The history of Gwalior is especially worthy of our attention because of the monuments of freedom fighters like Tatya Tope and the indomitable queen of Jhansi.
The beauty of the place is so deeply ingrained in the minds of the people that they cannot easily themselves get rid of them.
Regional people believe that there is a gateway or channel in Gwalior fort which directly opens in Delhi. However, it’s been closed years ago when the houses were constructed and development took place. The route was blocked by the houses and it demolished the entire pathway.
In the present scenario, technology plays a crucial role and we wonder how the people at that time contact with each other or do they travel long distances to see the person whom they want to have a talk about?
Inside the Gwalior Fort, a hole is present which is connected to the hole in another room. Local people believe this was the medium of connecting with the person in a different area.
Shreds of evidence have confirmed that the fort which is placed among the best fortress of India was having tight security to deal with the enemies. Inside the fort, intelligence passages were present to leave the place during an emergency. So it is considered one of the most impenetrable forts in the country.
According to historians, there isn’t any concrete proof of when the fort was constructed. Local legend tells us that it was built by a local king Suraj Sen in 3 CE. A saint named Gwalipa came to met the king, who was suffering from leprosy.
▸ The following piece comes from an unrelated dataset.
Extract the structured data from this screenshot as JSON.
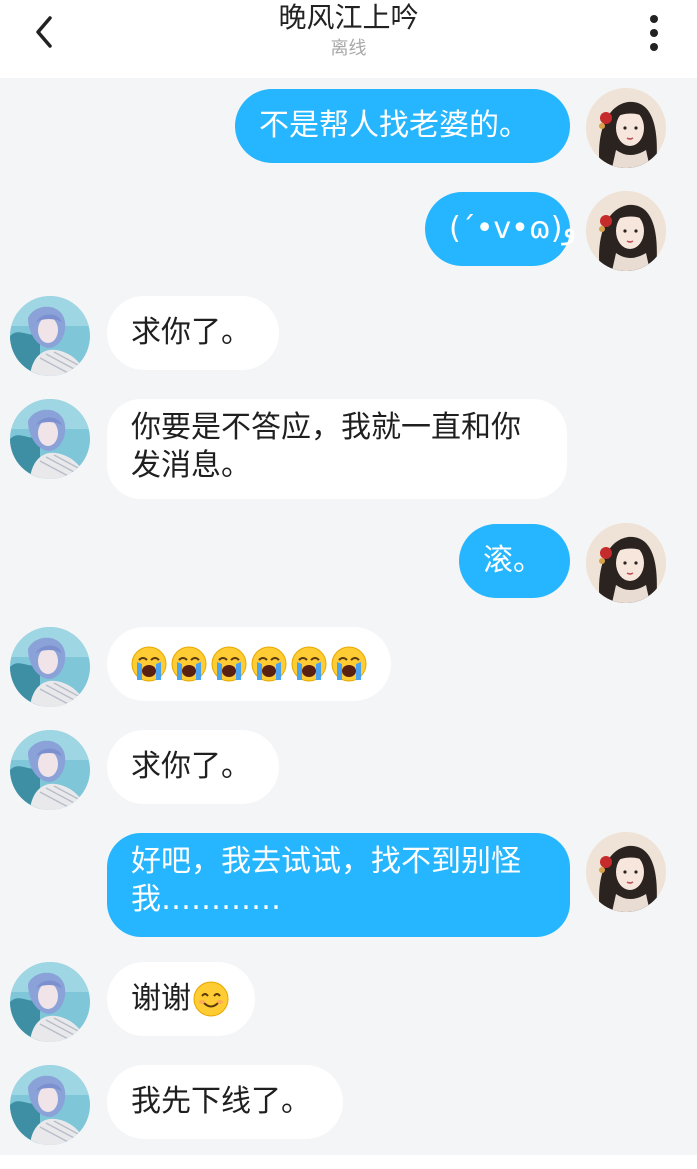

Gwalipa offered him some water from the sacred pond(which now called SurajKund and is in the fort complex), he became healthy again.
Sage-siantgwalipa cured Surajsen who was suffering from a fatal disease and in gratitude for that event, he established the city under his own name.
Being a place with no religious sectarianism, this place has Jain temples which form unique monuments inside the fort. Architecturally Telikamandir which is built by Gujara-Pratiharas in 9th century is a rich Hindu temple here. Gurudwara Data Bandi Chhor is another holy place inside the fort’s complex, and it was where Sikh Guru Hargovind sahib was kept as a captive by Mughal Emperor Jahangir.
This place with its mesmerizing beauty, also captured with full of love in the air as Maan Singh(captured fort in 1398) was the last and disguised Tomar ruler, he built a separate palace for his wife Mrignayani named Gujari Mahal and is now state archaeological museum. Maan Singh is defeated by Ibrahim Lodhi in 1516.